__Problem statement__:
Which lines in the data below contain the word "damaging"? Copy each of them.
========================================
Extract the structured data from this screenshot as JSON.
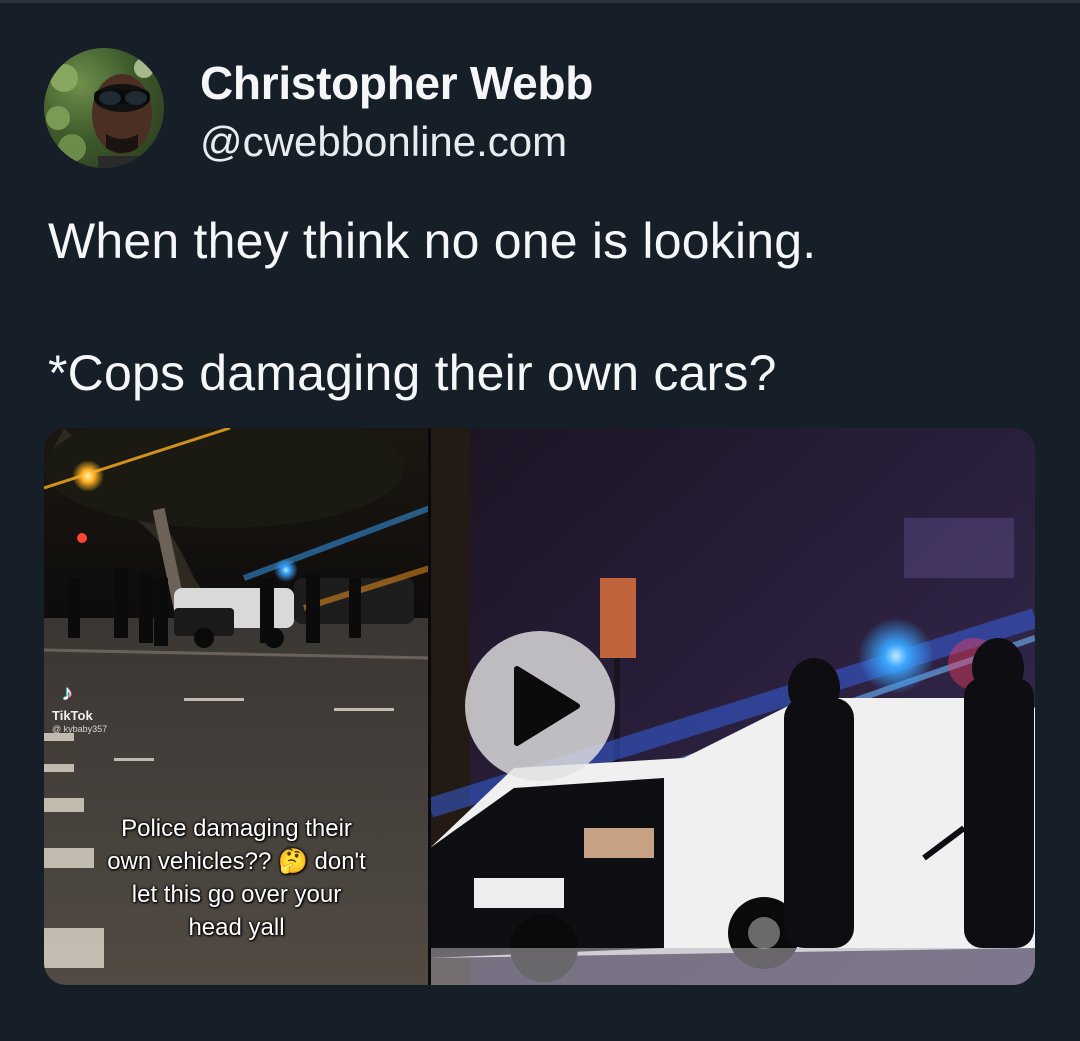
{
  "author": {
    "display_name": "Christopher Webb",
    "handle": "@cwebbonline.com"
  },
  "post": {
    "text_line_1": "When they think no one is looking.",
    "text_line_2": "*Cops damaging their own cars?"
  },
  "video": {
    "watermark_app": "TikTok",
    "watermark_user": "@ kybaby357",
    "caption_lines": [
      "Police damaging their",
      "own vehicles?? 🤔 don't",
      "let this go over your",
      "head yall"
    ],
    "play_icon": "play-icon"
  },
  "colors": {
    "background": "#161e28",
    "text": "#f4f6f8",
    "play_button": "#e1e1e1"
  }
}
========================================
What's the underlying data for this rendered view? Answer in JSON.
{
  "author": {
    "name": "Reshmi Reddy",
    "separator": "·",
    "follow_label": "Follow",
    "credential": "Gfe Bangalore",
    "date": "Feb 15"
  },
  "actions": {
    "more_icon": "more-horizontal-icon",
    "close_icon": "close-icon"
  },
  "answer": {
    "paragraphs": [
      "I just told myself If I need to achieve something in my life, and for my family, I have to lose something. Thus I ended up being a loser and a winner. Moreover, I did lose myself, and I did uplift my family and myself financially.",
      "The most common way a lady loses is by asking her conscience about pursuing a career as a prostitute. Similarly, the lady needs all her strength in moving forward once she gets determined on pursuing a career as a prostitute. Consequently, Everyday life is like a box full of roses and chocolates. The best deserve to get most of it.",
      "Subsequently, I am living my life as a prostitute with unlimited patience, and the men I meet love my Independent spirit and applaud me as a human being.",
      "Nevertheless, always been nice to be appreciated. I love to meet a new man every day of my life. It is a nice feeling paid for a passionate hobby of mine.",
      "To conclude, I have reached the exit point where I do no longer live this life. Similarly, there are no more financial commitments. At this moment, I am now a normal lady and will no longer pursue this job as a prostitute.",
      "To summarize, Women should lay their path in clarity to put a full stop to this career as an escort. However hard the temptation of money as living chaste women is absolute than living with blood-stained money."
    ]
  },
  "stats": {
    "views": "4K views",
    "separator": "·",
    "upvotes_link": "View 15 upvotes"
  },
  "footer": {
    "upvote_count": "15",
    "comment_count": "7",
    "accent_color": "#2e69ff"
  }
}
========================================
__Response to the task__:
    "text_line_2": "*Cops damaging their own cars?"
      "Police damaging their",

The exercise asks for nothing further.